## MATERIAL TO PROCESS
=== Section Start ===

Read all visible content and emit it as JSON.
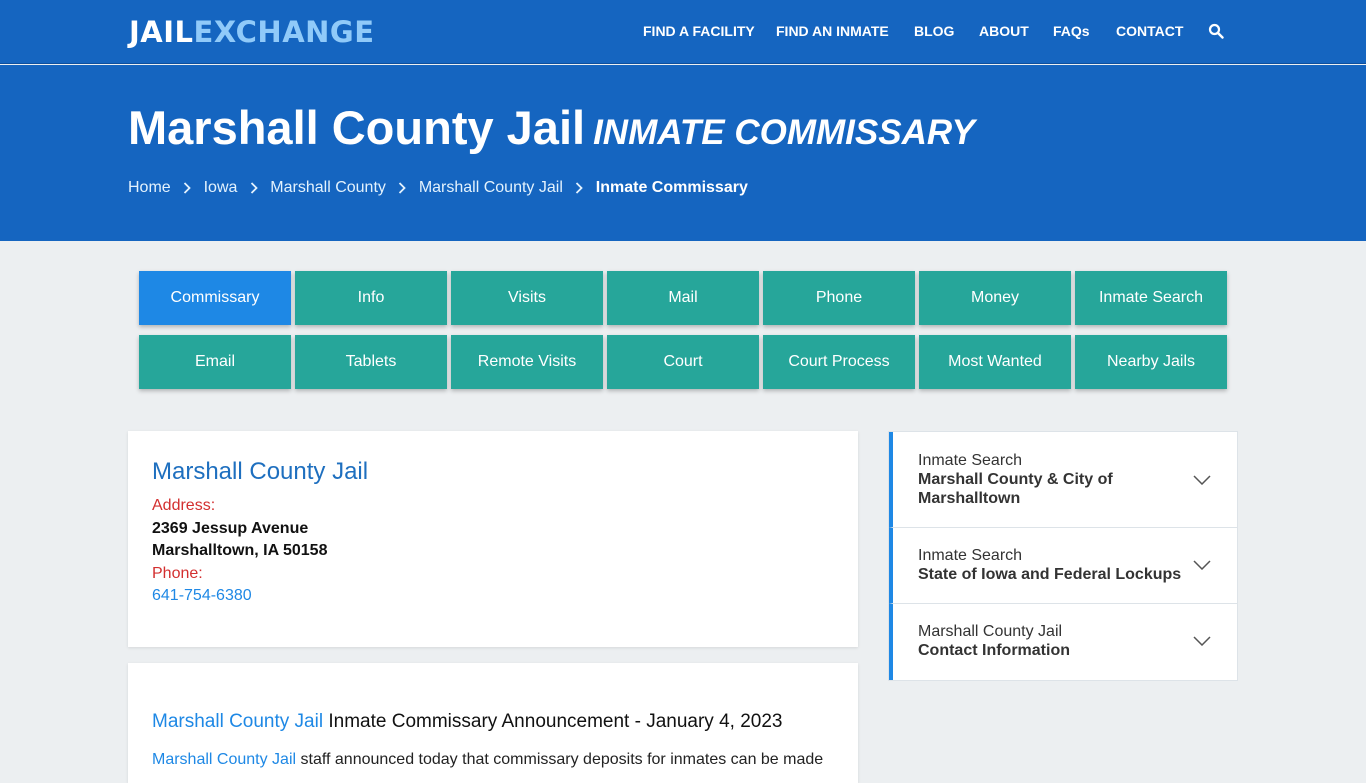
{
  "brand": {
    "part1": "JAIL",
    "part2": "EXCHANGE"
  },
  "nav": {
    "items": [
      "FIND A FACILITY",
      "FIND AN INMATE",
      "BLOG",
      "ABOUT",
      "FAQs",
      "CONTACT"
    ],
    "search_icon": "search-icon"
  },
  "hero": {
    "title": "Marshall County Jail",
    "subtitle": "INMATE COMMISSARY"
  },
  "breadcrumb": {
    "items": [
      "Home",
      "Iowa",
      "Marshall County",
      "Marshall County Jail"
    ],
    "current": "Inmate Commissary"
  },
  "tabs": {
    "row1": [
      "Commissary",
      "Info",
      "Visits",
      "Mail",
      "Phone",
      "Money",
      "Inmate Search"
    ],
    "row2": [
      "Email",
      "Tablets",
      "Remote Visits",
      "Court",
      "Court Process",
      "Most Wanted",
      "Nearby Jails"
    ],
    "active": "Commissary"
  },
  "facility": {
    "name": "Marshall County Jail",
    "address_label": "Address:",
    "address_line1": "2369 Jessup Avenue",
    "address_line2": "Marshalltown, IA 50158",
    "phone_label": "Phone:",
    "phone": "641-754-6380"
  },
  "announcement": {
    "link_text": "Marshall County Jail",
    "heading_rest": "Inmate Commissary Announcement - January 4, 2023",
    "body_link": "Marshall County Jail",
    "body_rest": "staff announced today that commissary deposits for inmates can be made"
  },
  "sidebar": {
    "items": [
      {
        "line1": "Inmate Search",
        "line2": "Marshall County & City of",
        "line3": "Marshalltown"
      },
      {
        "line1": "Inmate Search",
        "line2": "State of Iowa and Federal Lockups"
      },
      {
        "line1": "Marshall County Jail",
        "line2": "Contact Information"
      }
    ]
  },
  "colors": {
    "header_blue": "#1565c0",
    "tab_teal": "#26a69a",
    "tab_active": "#1e88e5",
    "accent_red": "#d32f2f"
  }
}
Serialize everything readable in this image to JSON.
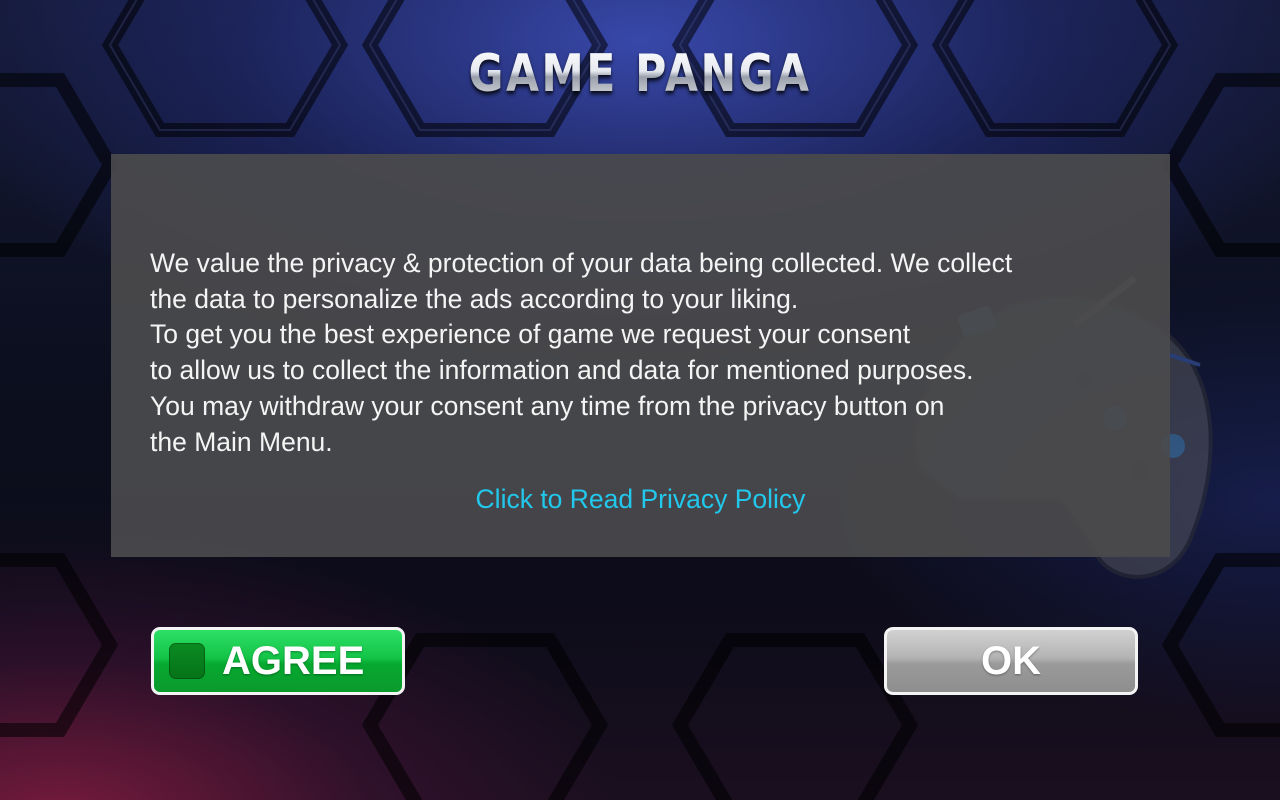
{
  "app": {
    "title": "GAME PANGA"
  },
  "consent_dialog": {
    "message_lines": [
      "We value the privacy & protection of your data being collected. We collect",
      "the data to personalize the ads according to your liking.",
      "To get you the best experience of game we request your consent",
      "to allow us to collect the information and data for mentioned purposes.",
      "You may withdraw your consent any time from the privacy button on",
      "the Main Menu."
    ],
    "privacy_link_label": "Click to Read Privacy Policy"
  },
  "buttons": {
    "agree_label": "AGREE",
    "ok_label": "OK"
  },
  "colors": {
    "link": "#22c8ec",
    "agree_green": "#13c447",
    "ok_gray": "#a5a5a5",
    "panel": "#4a4a4c"
  },
  "icons": {
    "agree_checkbox": "checkbox-icon",
    "background_art": "gamepad-icon"
  }
}
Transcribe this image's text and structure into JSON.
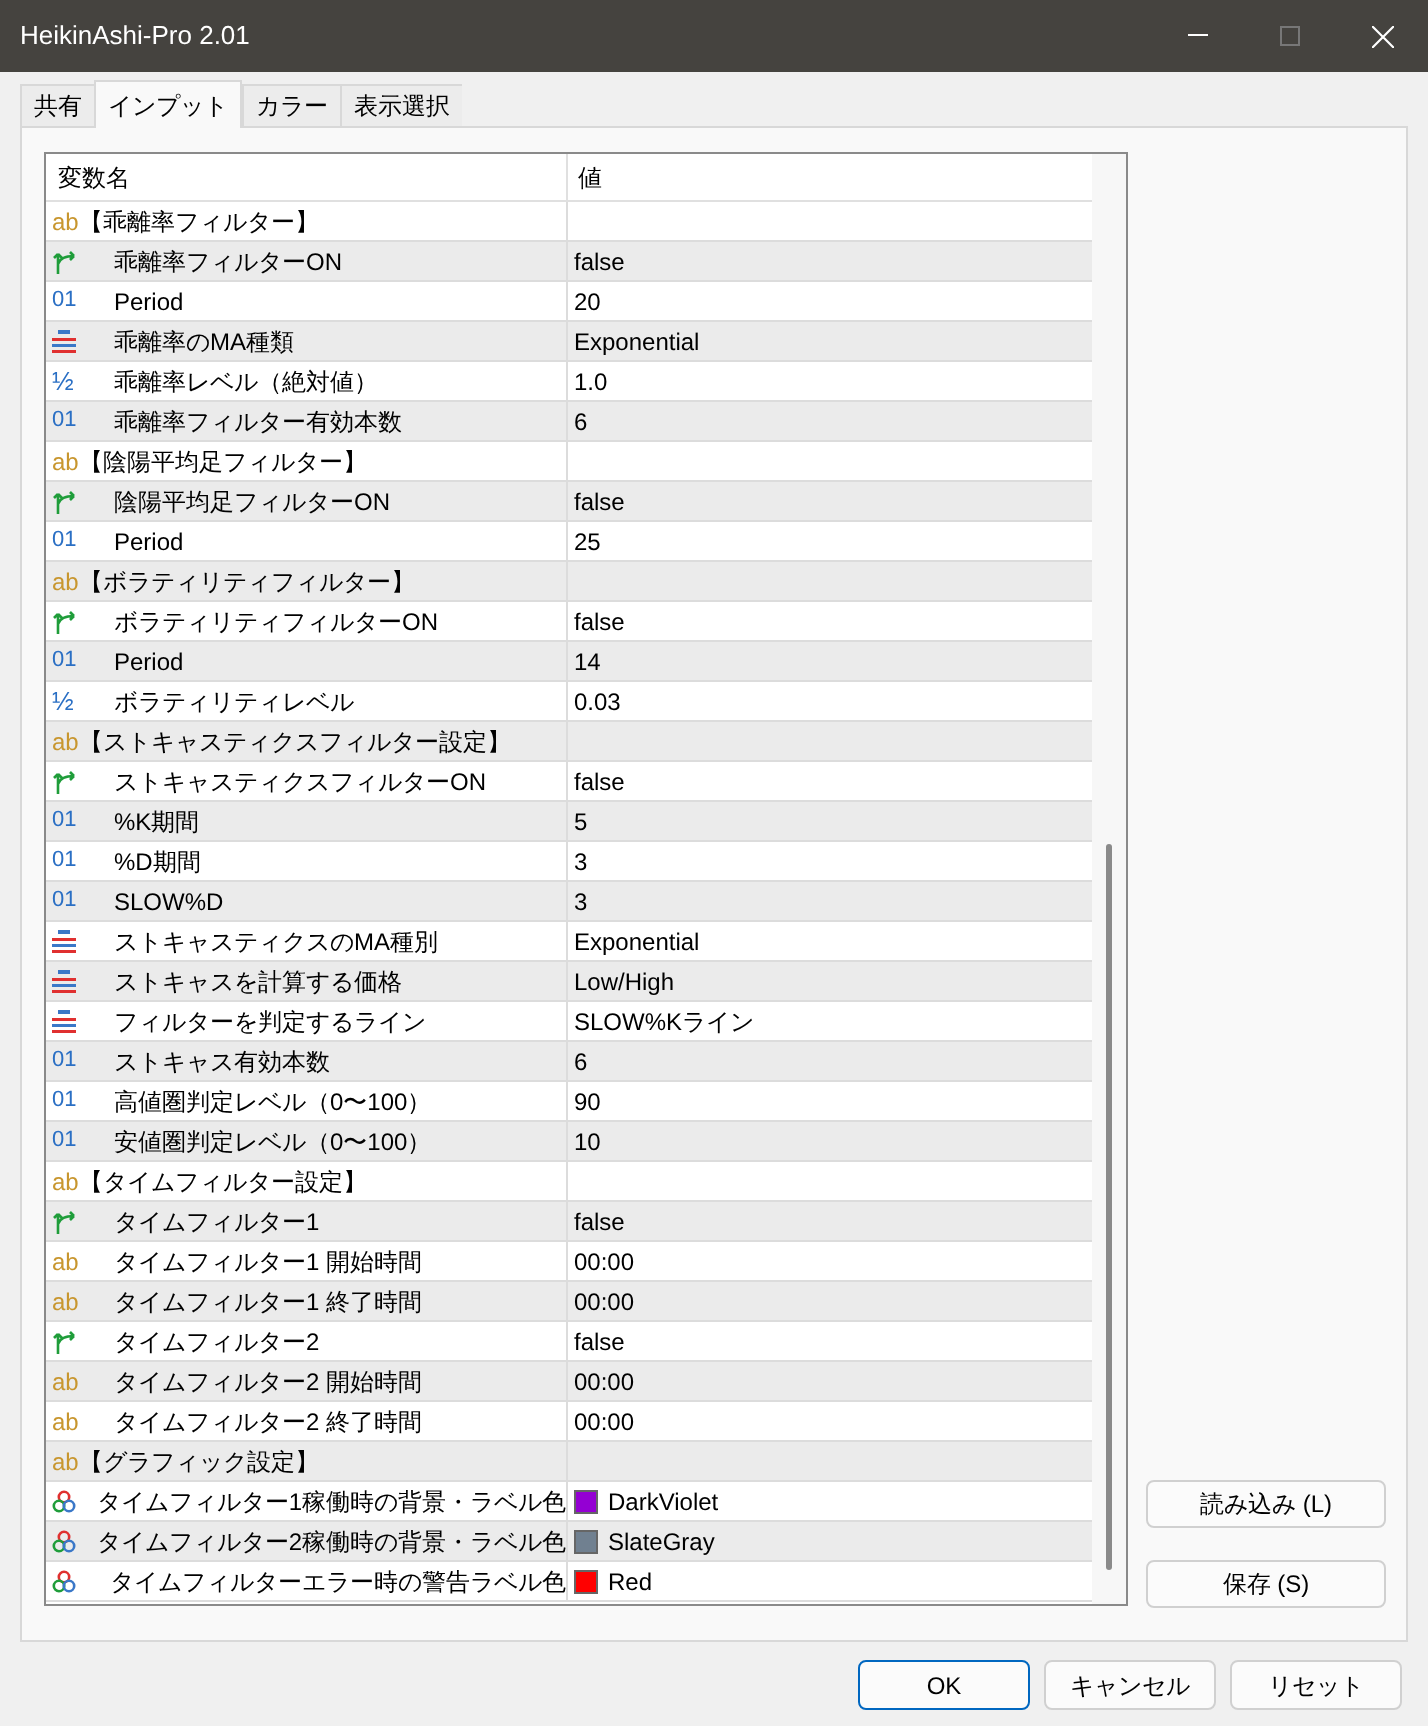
{
  "window": {
    "title": "HeikinAshi-Pro 2.01"
  },
  "tabs": [
    {
      "label": "共有",
      "selected": false
    },
    {
      "label": "インプット",
      "selected": true
    },
    {
      "label": "カラー",
      "selected": false
    },
    {
      "label": "表示選択",
      "selected": false
    }
  ],
  "table": {
    "columns": [
      "変数名",
      "値"
    ],
    "rows": [
      {
        "kind": "section",
        "icon": "ab",
        "name": "【乖離率フィルター】"
      },
      {
        "kind": "bool",
        "name": "乖離率フィルターON",
        "value": "false"
      },
      {
        "kind": "int",
        "icon": "01",
        "name": "Period",
        "value": "20"
      },
      {
        "kind": "enum",
        "name": "乖離率のMA種類",
        "value": "Exponential"
      },
      {
        "kind": "double",
        "icon": "½",
        "name": "乖離率レベル（絶対値）",
        "value": "1.0"
      },
      {
        "kind": "int",
        "icon": "01",
        "name": "乖離率フィルター有効本数",
        "value": "6"
      },
      {
        "kind": "section",
        "icon": "ab",
        "name": "【陰陽平均足フィルター】"
      },
      {
        "kind": "bool",
        "name": "陰陽平均足フィルターON",
        "value": "false"
      },
      {
        "kind": "int",
        "icon": "01",
        "name": "Period",
        "value": "25"
      },
      {
        "kind": "section",
        "icon": "ab",
        "name": "【ボラティリティフィルター】"
      },
      {
        "kind": "bool",
        "name": "ボラティリティフィルターON",
        "value": "false"
      },
      {
        "kind": "int",
        "icon": "01",
        "name": "Period",
        "value": "14"
      },
      {
        "kind": "double",
        "icon": "½",
        "name": "ボラティリティレベル",
        "value": "0.03"
      },
      {
        "kind": "section",
        "icon": "ab",
        "name": "【ストキャスティクスフィルター設定】"
      },
      {
        "kind": "bool",
        "name": "ストキャスティクスフィルターON",
        "value": "false"
      },
      {
        "kind": "int",
        "icon": "01",
        "name": "%K期間",
        "value": "5"
      },
      {
        "kind": "int",
        "icon": "01",
        "name": "%D期間",
        "value": "3"
      },
      {
        "kind": "int",
        "icon": "01",
        "name": "SLOW%D",
        "value": "3"
      },
      {
        "kind": "enum",
        "name": "ストキャスティクスのMA種別",
        "value": "Exponential"
      },
      {
        "kind": "enum",
        "name": "ストキャスを計算する価格",
        "value": "Low/High"
      },
      {
        "kind": "enum",
        "name": "フィルターを判定するライン",
        "value": "SLOW%Kライン"
      },
      {
        "kind": "int",
        "icon": "01",
        "name": "ストキャス有効本数",
        "value": "6"
      },
      {
        "kind": "int",
        "icon": "01",
        "name": "高値圏判定レベル（0〜100）",
        "value": "90"
      },
      {
        "kind": "int",
        "icon": "01",
        "name": "安値圏判定レベル（0〜100）",
        "value": "10"
      },
      {
        "kind": "section",
        "icon": "ab",
        "name": "【タイムフィルター設定】"
      },
      {
        "kind": "bool",
        "name": "タイムフィルター1",
        "value": "false"
      },
      {
        "kind": "string",
        "icon": "ab",
        "name": "タイムフィルター1 開始時間",
        "value": "00:00"
      },
      {
        "kind": "string",
        "icon": "ab",
        "name": "タイムフィルター1 終了時間",
        "value": "00:00"
      },
      {
        "kind": "bool",
        "name": "タイムフィルター2",
        "value": "false"
      },
      {
        "kind": "string",
        "icon": "ab",
        "name": "タイムフィルター2 開始時間",
        "value": "00:00"
      },
      {
        "kind": "string",
        "icon": "ab",
        "name": "タイムフィルター2 終了時間",
        "value": "00:00"
      },
      {
        "kind": "section",
        "icon": "ab",
        "name": "【グラフィック設定】"
      },
      {
        "kind": "color",
        "name": "タイムフィルター1稼働時の背景・ラベル色",
        "value": "DarkViolet",
        "color": "#9400d3"
      },
      {
        "kind": "color",
        "name": "タイムフィルター2稼働時の背景・ラベル色",
        "value": "SlateGray",
        "color": "#708090"
      },
      {
        "kind": "color",
        "name": "タイムフィルターエラー時の警告ラベル色",
        "value": "Red",
        "color": "#ff0000"
      }
    ]
  },
  "side_buttons": [
    "読み込み (L)",
    "保存 (S)"
  ],
  "buttons": [
    "OK",
    "キャンセル",
    "リセット"
  ]
}
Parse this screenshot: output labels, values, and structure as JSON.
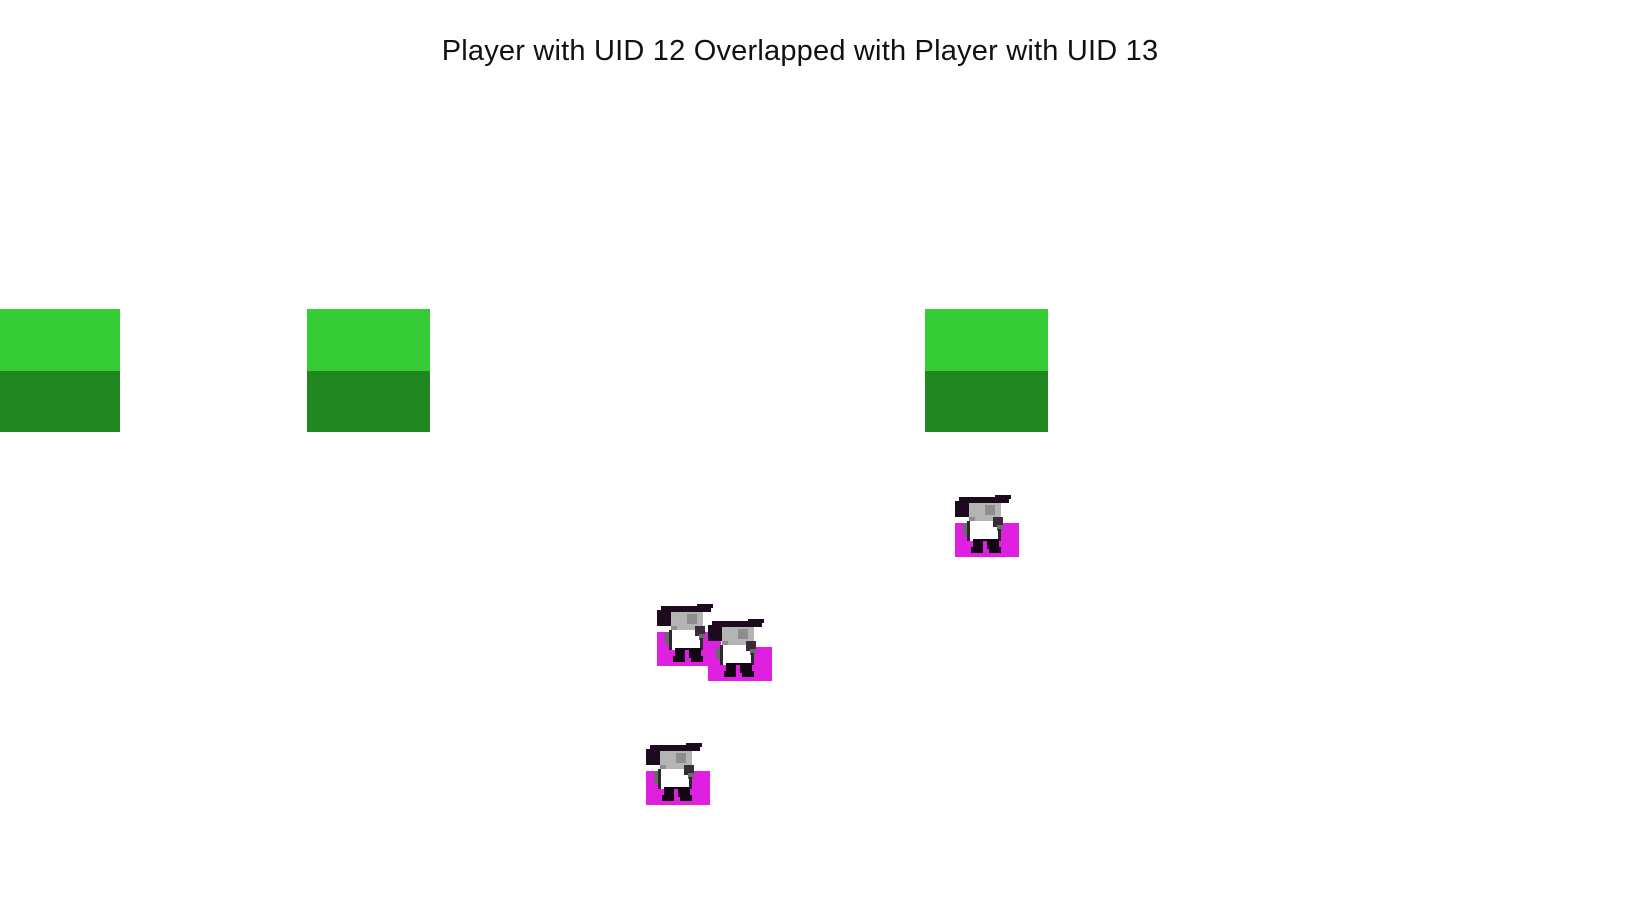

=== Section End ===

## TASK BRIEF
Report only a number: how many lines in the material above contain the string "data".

## FINAL ANSWER
3